= Task =
From the entries that follow, copy every line with the word "JSON".
═══ Dataset excerpts ═══
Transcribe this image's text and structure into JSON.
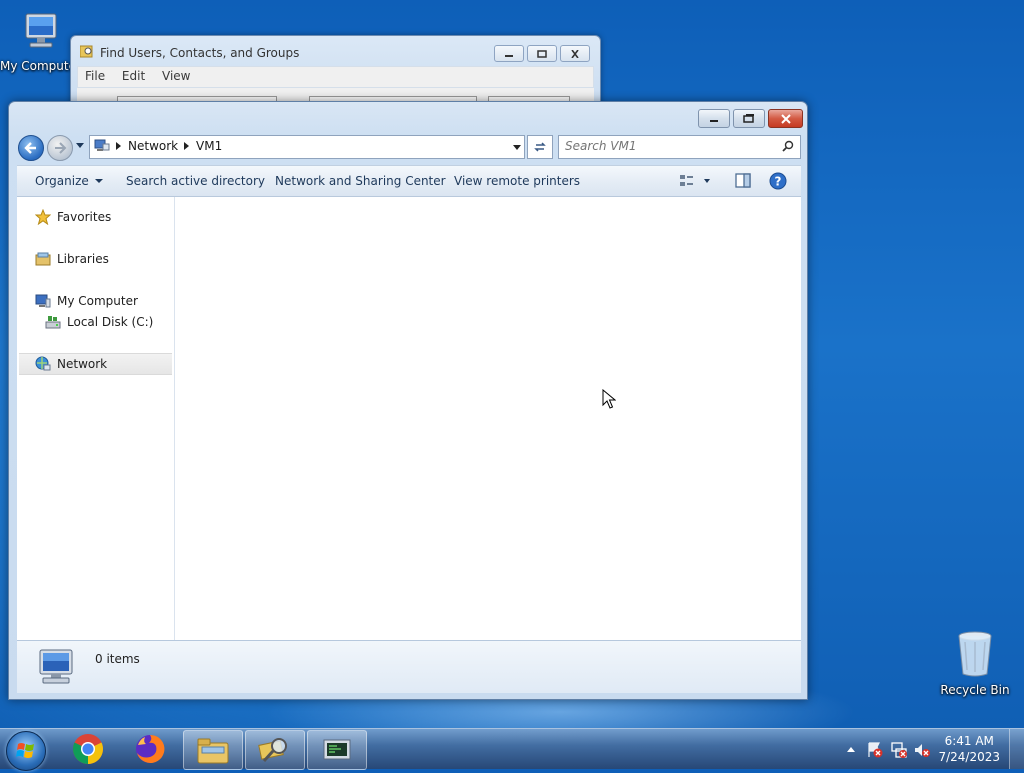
{
  "desktop": {
    "icons": [
      {
        "label": "My Computer",
        "icon": "computer-icon"
      },
      {
        "label": "Recycle Bin",
        "icon": "recycle-bin-icon"
      }
    ]
  },
  "find_window": {
    "title": "Find Users, Contacts, and Groups",
    "menu": [
      "File",
      "Edit",
      "View"
    ]
  },
  "explorer": {
    "breadcrumb": [
      "Network",
      "VM1"
    ],
    "search_placeholder": "Search VM1",
    "toolbar": {
      "organize": "Organize",
      "search_ad": "Search active directory",
      "network_sharing": "Network and Sharing Center",
      "remote_printers": "View remote printers"
    },
    "nav": [
      {
        "label": "Favorites",
        "icon": "star-icon"
      },
      {
        "label": "Libraries",
        "icon": "libraries-icon"
      },
      {
        "label": "My Computer",
        "icon": "computer-icon"
      },
      {
        "label": "Local Disk (C:)",
        "icon": "disk-icon"
      },
      {
        "label": "Network",
        "icon": "network-icon",
        "selected": true
      }
    ],
    "details": {
      "item_count": "0 items"
    }
  },
  "taskbar": {
    "pinned": [
      "start-orb",
      "chrome-icon",
      "firefox-icon",
      "file-explorer-icon",
      "search-users-icon",
      "terminal-icon"
    ],
    "clock": {
      "time": "6:41 AM",
      "date": "7/24/2023"
    }
  },
  "colors": {
    "accent": "#1a72c9",
    "close": "#c53a22",
    "toolbar_text": "#1e395b"
  }
}
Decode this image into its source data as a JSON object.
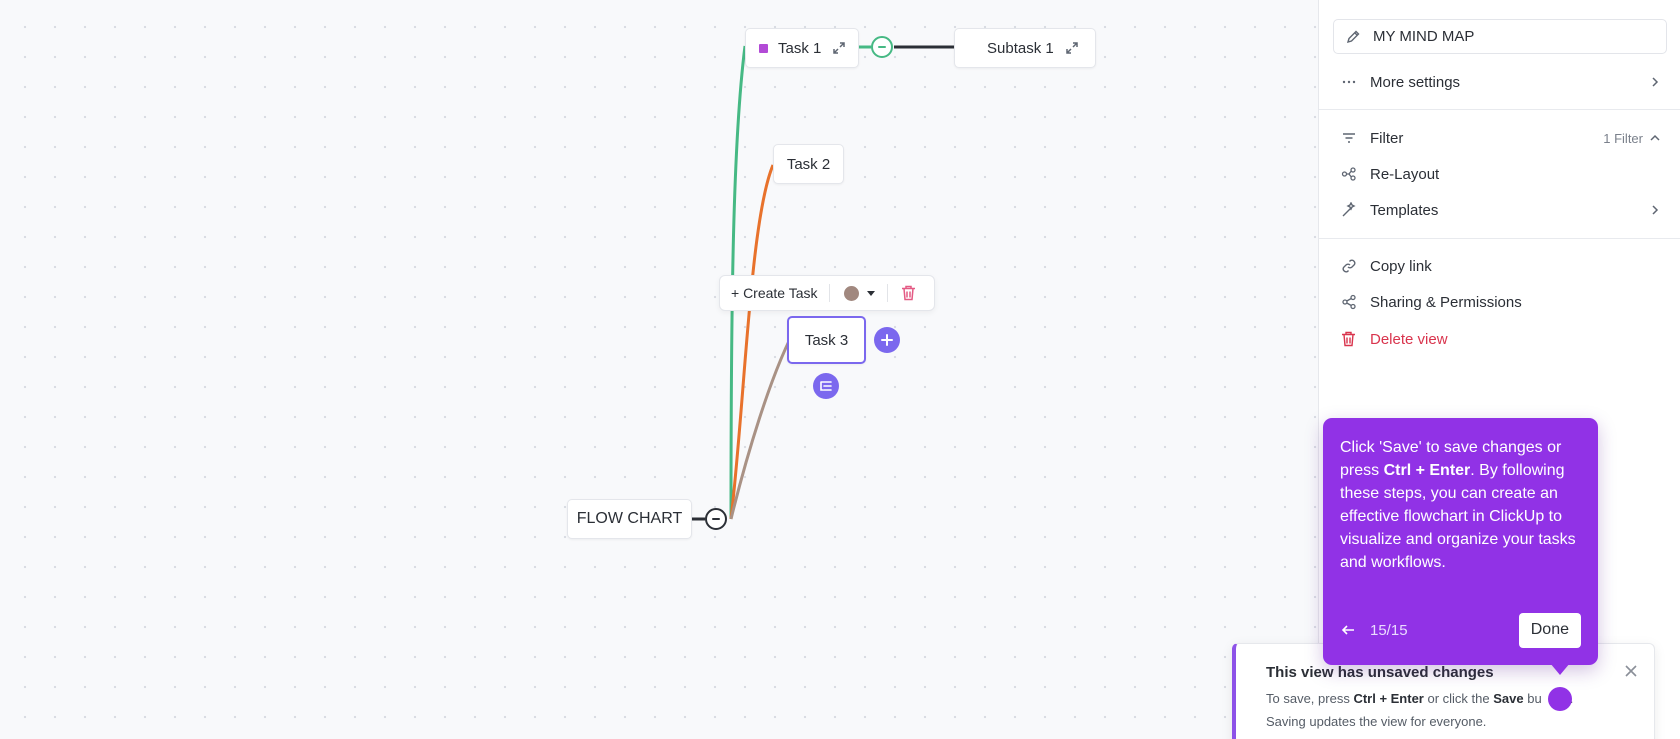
{
  "mindmap": {
    "root": {
      "label": "FLOW CHART"
    },
    "tasks": [
      {
        "label": "Task 1",
        "color": "#b24ad6"
      },
      {
        "label": "Task 2"
      },
      {
        "label": "Task 3"
      }
    ],
    "subtask": {
      "label": "Subtask 1"
    },
    "toolbar": {
      "create_label": "+ Create Task",
      "selected_color": "#a1887f"
    },
    "colors": {
      "task1_branch": "#46b984",
      "task2_branch": "#e8722c",
      "task3_branch": "#a99285",
      "accent": "#7b68ee"
    }
  },
  "panel": {
    "view_name": "MY MIND MAP",
    "items": [
      {
        "label": "More settings",
        "icon": "more-icon"
      },
      {
        "label": "Filter",
        "icon": "filter-icon",
        "extra": "1 Filter"
      },
      {
        "label": "Re-Layout",
        "icon": "relayout-icon"
      },
      {
        "label": "Templates",
        "icon": "templates-icon"
      },
      {
        "label": "Copy link",
        "icon": "link-icon"
      },
      {
        "label": "Sharing & Permissions",
        "icon": "share-icon"
      },
      {
        "label": "Delete view",
        "icon": "trash-icon"
      }
    ]
  },
  "tooltip": {
    "text_before": "Click 'Save' to save changes or press ",
    "text_bold": "Ctrl + Enter",
    "text_after": ". By following these steps, you can create an effective flowchart in ClickUp to visualize and organize your tasks and workflows.",
    "step": "15/15",
    "done_label": "Done",
    "color": "#9132e6"
  },
  "banner": {
    "title": "This view has unsaved changes",
    "line1_a": "To save, press ",
    "line1_b": "Ctrl + Enter",
    "line1_c": " or click the ",
    "line1_d": "Save",
    "line1_e": " bu",
    "line1_f": ".",
    "line2": "Saving updates the view for everyone."
  }
}
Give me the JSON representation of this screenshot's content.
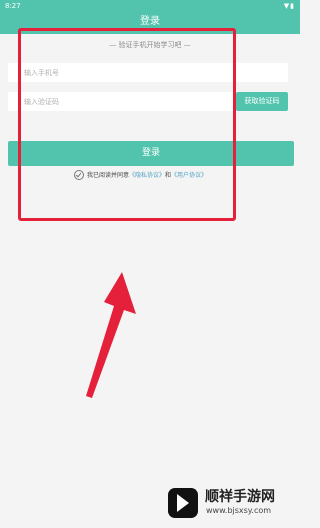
{
  "status_bar": {
    "time": "8:27",
    "icons": "▼▮"
  },
  "header": {
    "title": "登录"
  },
  "login_form": {
    "subtitle": "— 验证手机开始学习吧 —",
    "phone_placeholder": "输入手机号",
    "code_placeholder": "输入验证码",
    "get_code_label": "获取验证码",
    "login_label": "登录",
    "agreement": {
      "prefix": "我已阅读并同意",
      "privacy_link": "《隐私协议》",
      "connector": "和",
      "user_link": "《用户协议》"
    }
  },
  "colors": {
    "accent": "#52c4ad",
    "annotation": "#e5203a",
    "background": "#f4f4f4"
  },
  "watermark": {
    "name": "顺祥手游网",
    "url": "www.bjsxsy.com"
  }
}
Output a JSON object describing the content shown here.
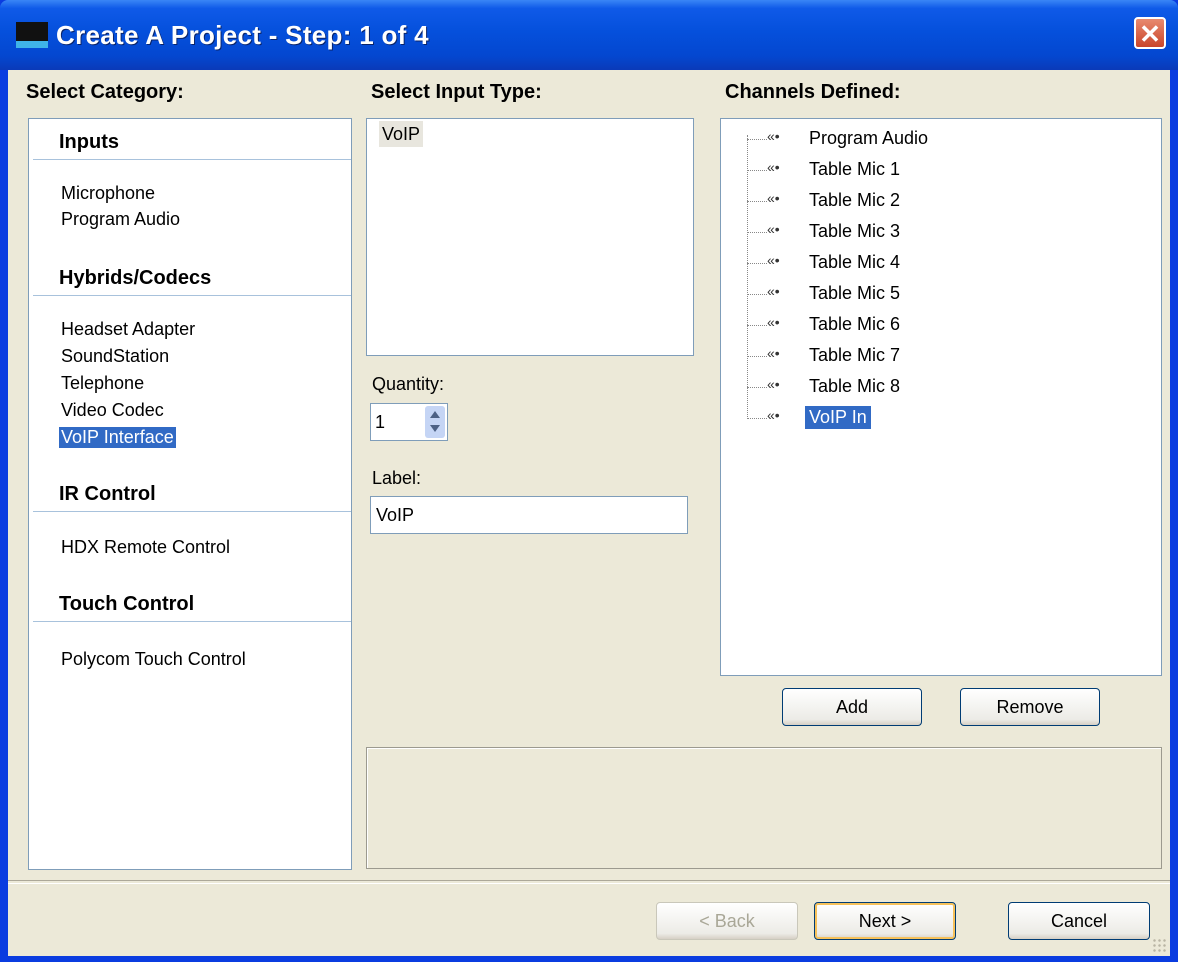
{
  "window": {
    "title": "Create A Project - Step: 1 of 4",
    "close_glyph": "✕"
  },
  "columns": {
    "category_heading": "Select Category:",
    "input_type_heading": "Select Input Type:",
    "channels_heading": "Channels Defined:"
  },
  "categories": {
    "groups": [
      {
        "heading": "Inputs",
        "items": [
          "Microphone",
          "Program Audio"
        ]
      },
      {
        "heading": "Hybrids/Codecs",
        "items": [
          "Headset Adapter",
          "SoundStation",
          "Telephone",
          "Video Codec",
          "VoIP Interface"
        ]
      },
      {
        "heading": "IR Control",
        "items": [
          "HDX Remote Control"
        ]
      },
      {
        "heading": "Touch Control",
        "items": [
          "Polycom Touch Control"
        ]
      }
    ],
    "selected": "VoIP Interface"
  },
  "input_types": {
    "items": [
      "VoIP"
    ]
  },
  "quantity": {
    "label": "Quantity:",
    "value": "1"
  },
  "label_field": {
    "label": "Label:",
    "value": "VoIP"
  },
  "channels": {
    "icon": "«•",
    "items": [
      "Program Audio",
      "Table Mic 1",
      "Table Mic 2",
      "Table Mic 3",
      "Table Mic 4",
      "Table Mic 5",
      "Table Mic 6",
      "Table Mic 7",
      "Table Mic 8",
      "VoIP In"
    ],
    "selected": "VoIP In"
  },
  "channel_buttons": {
    "add": "Add",
    "remove": "Remove"
  },
  "footer": {
    "back": "< Back",
    "next": "Next >",
    "cancel": "Cancel"
  },
  "colors": {
    "title_bar": "#0550dc",
    "selection": "#316ac5",
    "dialog_bg": "#ece9d8"
  }
}
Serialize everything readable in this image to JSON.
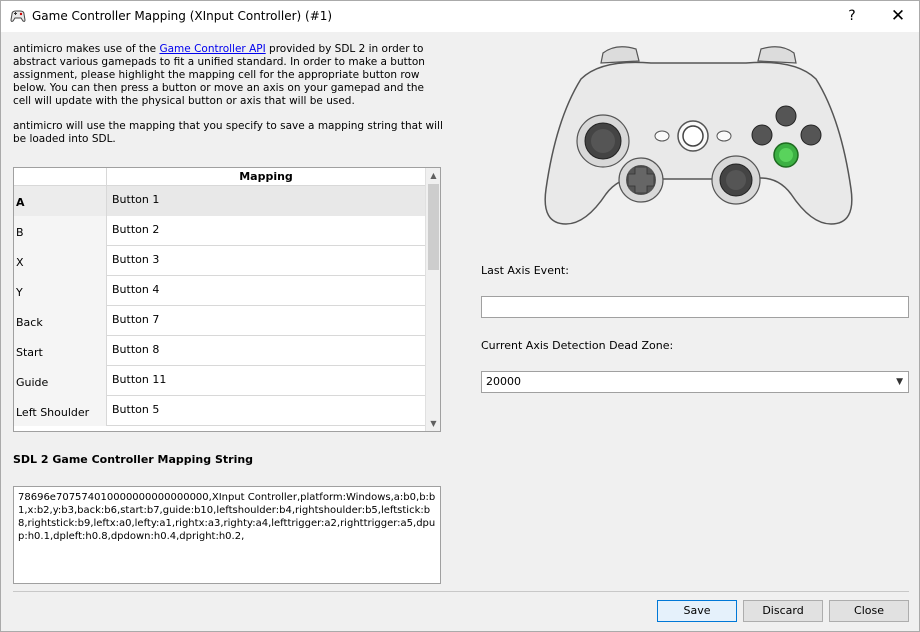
{
  "window": {
    "title": "Game Controller Mapping (XInput Controller) (#1)",
    "help_glyph": "?",
    "close_glyph": "✕"
  },
  "intro": {
    "p1_before": "antimicro makes use of the ",
    "p1_link": "Game Controller API",
    "p1_after": " provided by SDL 2 in order to abstract various gamepads to fit a unified standard. In order to make a button assignment, please highlight the mapping cell for the appropriate button row below. You can then press a button or move an axis on your gamepad and the cell will update with the physical button or axis that will be used.",
    "p2": "antimicro will use the mapping that you specify to save a mapping string that will be loaded into SDL."
  },
  "mapping_table": {
    "header": "Mapping",
    "rows": [
      {
        "name": "A",
        "value": "Button 1"
      },
      {
        "name": "B",
        "value": "Button 2"
      },
      {
        "name": "X",
        "value": "Button 3"
      },
      {
        "name": "Y",
        "value": "Button 4"
      },
      {
        "name": "Back",
        "value": "Button 7"
      },
      {
        "name": "Start",
        "value": "Button 8"
      },
      {
        "name": "Guide",
        "value": "Button 11"
      },
      {
        "name": "Left Shoulder",
        "value": "Button 5"
      }
    ],
    "scroll_up": "▲",
    "scroll_down": "▼"
  },
  "mapping_string": {
    "label": "SDL 2 Game Controller Mapping String",
    "value": "78696e707574010000000000000000,XInput Controller,platform:Windows,a:b0,b:b1,x:b2,y:b3,back:b6,start:b7,guide:b10,leftshoulder:b4,rightshoulder:b5,leftstick:b8,rightstick:b9,leftx:a0,lefty:a1,rightx:a3,righty:a4,lefttrigger:a2,righttrigger:a5,dpup:h0.1,dpleft:h0.8,dpdown:h0.4,dpright:h0.2,"
  },
  "axis": {
    "last_event_label": "Last Axis Event:",
    "last_event_value": "",
    "dead_zone_label": "Current Axis Detection Dead Zone:",
    "dead_zone_value": "20000",
    "caret": "▼"
  },
  "buttons": {
    "save": "Save",
    "discard": "Discard",
    "close": "Close"
  },
  "colors": {
    "accent": "#0078d7",
    "link": "#0000ee",
    "highlight_button": "#3cb043"
  }
}
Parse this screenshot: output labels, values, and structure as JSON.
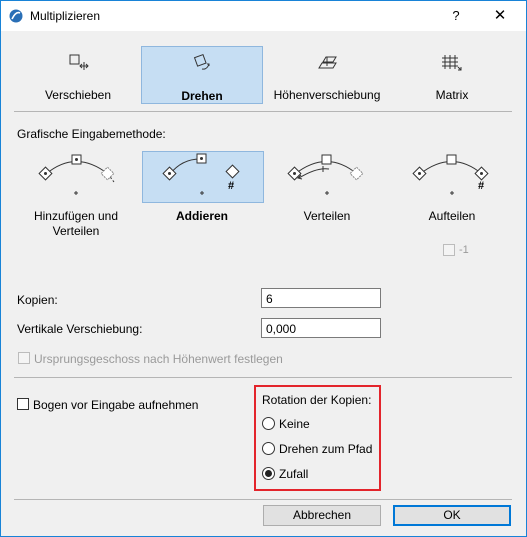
{
  "window": {
    "title": "Multiplizieren",
    "help_label": "?",
    "close_label": "✕"
  },
  "modes": [
    {
      "label": "Verschieben",
      "icon": "move-icon",
      "selected": false
    },
    {
      "label": "Drehen",
      "icon": "rotate-icon",
      "selected": true
    },
    {
      "label": "Höhenverschiebung",
      "icon": "elevate-icon",
      "selected": false
    },
    {
      "label": "Matrix",
      "icon": "matrix-icon",
      "selected": false
    }
  ],
  "input_method": {
    "heading": "Grafische Eingabemethode:",
    "options": [
      {
        "label": "Hinzufügen und Verteilen",
        "selected": false
      },
      {
        "label": "Addieren",
        "selected": true,
        "marker": "#"
      },
      {
        "label": "Verteilen",
        "selected": false
      },
      {
        "label": "Aufteilen",
        "selected": false,
        "marker": "#"
      }
    ],
    "minus_one_label": "-1"
  },
  "copies": {
    "label": "Kopien:",
    "value": "6"
  },
  "vertical_offset": {
    "label": "Vertikale Verschiebung:",
    "value": "0,000"
  },
  "origin_story": {
    "label": "Ursprungsgeschoss nach Höhenwert festlegen",
    "checked": false,
    "enabled": false
  },
  "arc_before_input": {
    "label": "Bogen vor Eingabe aufnehmen",
    "checked": false
  },
  "rotation": {
    "heading": "Rotation der Kopien:",
    "options": [
      {
        "label": "Keine",
        "selected": false
      },
      {
        "label": "Drehen zum Pfad",
        "selected": false
      },
      {
        "label": "Zufall",
        "selected": true
      }
    ]
  },
  "buttons": {
    "cancel": "Abbrechen",
    "ok": "OK"
  },
  "colors": {
    "accent": "#0078d7",
    "selection": "#c6def3",
    "highlight_frame": "#e3242b"
  }
}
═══
= Answer section =
Transcribe this image's text and structure into JSON.
Decode this image into its source data as a JSON object.
Give me the JSON representation of this screenshot's content.
Output a JSON object describing the content shown here.
Serialize everything readable in this image to JSON.
Parse this screenshot: output labels, values, and structure as JSON.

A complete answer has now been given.